The nuclear shell model was able to describe many phenomena like the magic numbers, the ground state spin and parity etc..
Magic Numbers of Protons and Neutrons
A magic number is a number of nucleons in a nucleus, which corresponds to complete shells within the atomic nucleus. Atomic nuclei consisting of such a magic number of nucleons have a higher average binding energy per nucleon than one would expect based upon predictions such as the mass formula of von Weizsaecker (also called the semi-empirical mass formula – SEMF) and are hence more stable against nuclear decay. Magic numbers are predicted by the nuclear shell model and are proved by observations that have shown that there are sudden discontinuities in the proton and neutron separation energies at specific values of Z and N. These correspond to the closing of shells (or sub-shells). Nuclei with closed shells are more tightly bound than the next higher number. The closing of shells occurs at Z or N = 2, 8, 20, 28, (40), 50, 82, 126. It is found that nuclei with even numbers of protons and neutrons are more stable than those with odd numbers. Nuclei which have both neutron number and proton number equal to one of the magic numbers can be called “doubly magic“, and are found to be particularly stable.There are further special propertis of nuclei, which have a magic number of nucleons:
- Higher abundance in nature. For example, helium-4 is among the most abundant (and stable) nuclei in the universe.
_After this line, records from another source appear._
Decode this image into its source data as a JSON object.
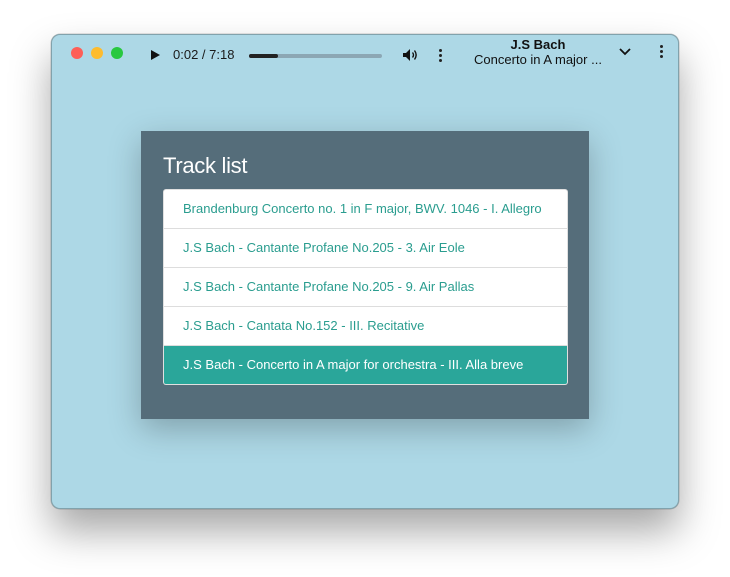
{
  "player": {
    "time": "0:02 / 7:18",
    "progress": 0.22,
    "artist": "J.S Bach",
    "title": "Concerto in A major ..."
  },
  "panel": {
    "title": "Track list"
  },
  "tracks": [
    {
      "label": "Brandenburg Concerto no. 1 in F major, BWV. 1046 - I. Allegro"
    },
    {
      "label": "J.S Bach - Cantante Profane No.205 - 3. Air Eole"
    },
    {
      "label": "J.S Bach - Cantante Profane No.205 - 9. Air Pallas"
    },
    {
      "label": "J.S Bach - Cantata No.152 - III. Recitative"
    },
    {
      "label": "J.S Bach - Concerto in A major for orchestra - III. Alla breve",
      "active": true
    }
  ],
  "colors": {
    "window_bg": "#add8e6",
    "panel_bg": "#556d7a",
    "accent": "#2aa69a",
    "track_text": "#2a9d8f"
  },
  "icons": [
    "play-icon",
    "volume-icon",
    "more-vertical-icon",
    "chevron-down-icon"
  ]
}
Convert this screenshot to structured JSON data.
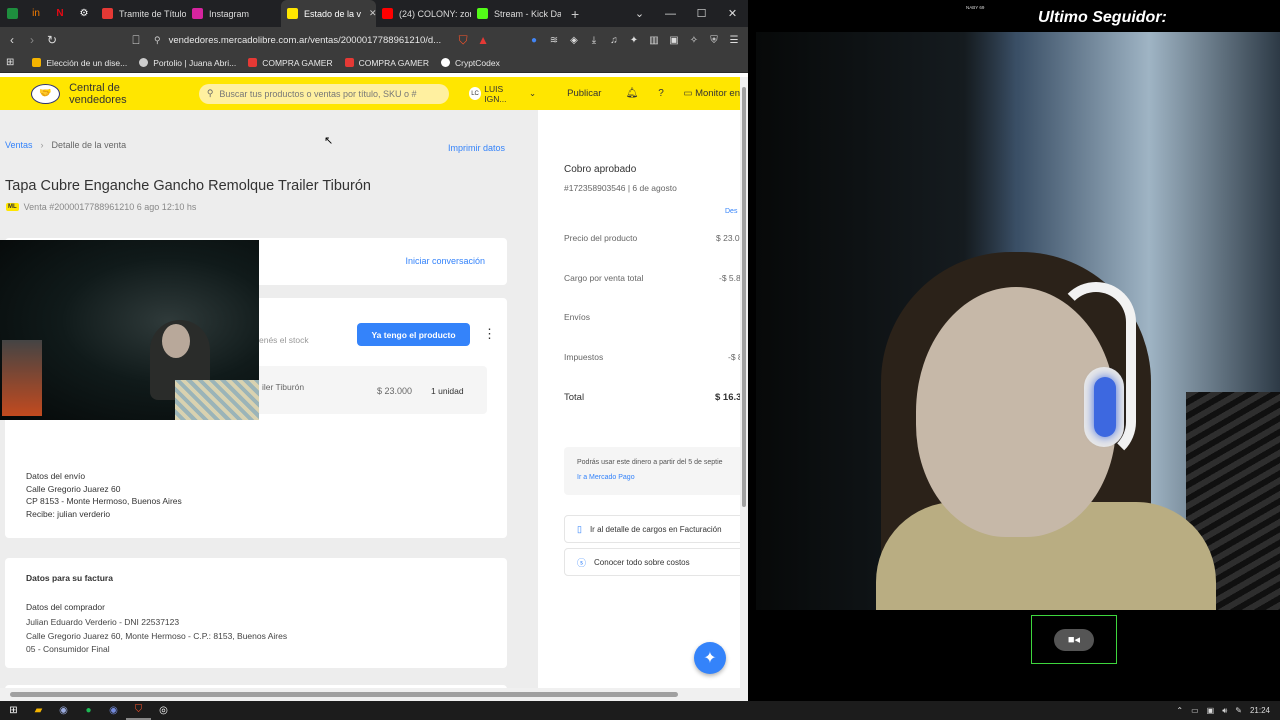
{
  "browser": {
    "tabs": [
      {
        "label": "Tramite de Título T",
        "color": "#e53935"
      },
      {
        "label": "Instagram",
        "color": "#d6249f"
      },
      {
        "label": "Estado de la v",
        "color": "#ffe600",
        "active": true
      },
      {
        "label": "(24) COLONY: zom",
        "color": "#ff0000"
      },
      {
        "label": "Stream - Kick Das",
        "color": "#53fc18"
      }
    ],
    "url": "vendedores.mercadolibre.com.ar/ventas/2000017788961210/d...",
    "bookmarks": [
      {
        "label": "Elección de un dise...",
        "color": "#f5b400"
      },
      {
        "label": "Portolio | Juana Abri...",
        "color": "#cccccc"
      },
      {
        "label": "COMPRA GAMER",
        "color": "#e53935"
      },
      {
        "label": "COMPRA GAMER",
        "color": "#e53935"
      },
      {
        "label": "CryptCodex",
        "color": "#222222"
      }
    ]
  },
  "ml": {
    "header_title": "Central de vendedores",
    "search_placeholder": "Buscar tus productos o ventas por título, SKU o #",
    "user_initials": "LC",
    "user_name": "LUIS IGN...",
    "publish": "Publicar",
    "monitor": "Monitor en"
  },
  "sale": {
    "breadcrumb_root": "Ventas",
    "breadcrumb_current": "Detalle de la venta",
    "print": "Imprimir datos",
    "title": "Tapa Cubre Enganche Gancho Remolque Trailer Tiburón",
    "badge": "ML",
    "sale_info": "Venta #2000017788961210 6 ago 12:10 hs",
    "start_conversation": "Iniciar conversación",
    "stock_text": "enés el stock",
    "have_product": "Ya tengo el producto",
    "item_name_partial": "iler Tiburón",
    "item_price": "$ 23.000",
    "item_units": "1 unidad",
    "shipping": {
      "title": "Datos del envío",
      "address": "Calle Gregorio Juarez 60",
      "city": "CP 8153 - Monte Hermoso, Buenos Aires",
      "receiver": "Recibe: julian verderio"
    },
    "invoice": {
      "title": "Datos para su factura",
      "buyer_title": "Datos del comprador",
      "buyer_name": "Julian Eduardo Verderio - DNI 22537123",
      "buyer_address": "Calle Gregorio Juarez 60, Monte Hermoso - C.P.: 8153, Buenos Aires",
      "tax": "05 - Consumidor Final"
    }
  },
  "payment": {
    "status": "Cobro aprobado",
    "id": "#172358903546 | 6 de agosto",
    "desc_link": "Des",
    "rows": [
      {
        "label": "Precio del producto",
        "value": "$ 23.0"
      },
      {
        "label": "Cargo por venta total",
        "value": "-$ 5.8"
      },
      {
        "label": "Envíos",
        "value": ""
      },
      {
        "label": "Impuestos",
        "value": "-$ 8"
      }
    ],
    "total_label": "Total",
    "total_value": "$ 16.3",
    "notice": "Podrás usar este dinero a partir del 5 de septie",
    "notice_link": "Ir a Mercado Pago",
    "link_billing": "Ir al detalle de cargos en Facturación",
    "link_costs": "Conocer todo sobre costos"
  },
  "stream": {
    "label": "Ultimo Seguidor:",
    "tiny": "NABY 69"
  },
  "taskbar": {
    "time": "21:24"
  }
}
- The stable elements at the end of the decay series all have a “magic number” of neutrons or protons. The nuclei He-4, O-16, and Pb-208 (82 protons and 126 neutrons) that contain magic numbers of both neutrons and protons are particularly stable. The relative stability of these nuclei is reminiscent of that of inert gas atoms (closed electron shells).
- Nuclei with N = magic number have much lower neutron absorption cross-sections than surrounding isotopes.
- These nuclei appear to be perfectly spherical in shape; they have zero quadrupole electric moments.
- Magic number nuclei have higher first excitation energy.
Neutron Star as “Giant Nucleus”
A neutron star is the collapsed core of a large star (usually of a red giant). Neutron stars are the smallest and densest stars known to exist and they are rotating extremely rapidly. A neutron star is basically a giant atomic nucleus about 11 km in diameter made especially of neutrons. It is believed that under the immense pressures of a collapsing massive stars going supernova it is possible for the electrons and protons to combine to form neutrons via electron capture, releasing a huge amount of neutrinos. Since they have some similar properties as atomic nuclei, neutron stars are sometimes described as giant nuclei. But be careful, neutron stars and atomic nuclei are held together by different forces. A nucleus is held together by the strong force, while a neutron star is held together by gravitational force.
On the other hand, neutron stars are partially supported against further collapse by neutron degeneracy (via degeneracy pressure), a phenomenon described by the Pauli exclusion principle. In general, in a highly dense state of matter, where gravitational pressure is extreme, quantum mechanical effects are significant. Degenerate matter is usually modelled as an ideal Fermi gas, in which the Pauli exclusion principle prevents identical fermions from occupying the same quantum state. Similarly, white dwarfs are supported against collapse by electron degeneracy pressure, which is analogous to neutron degeneracy.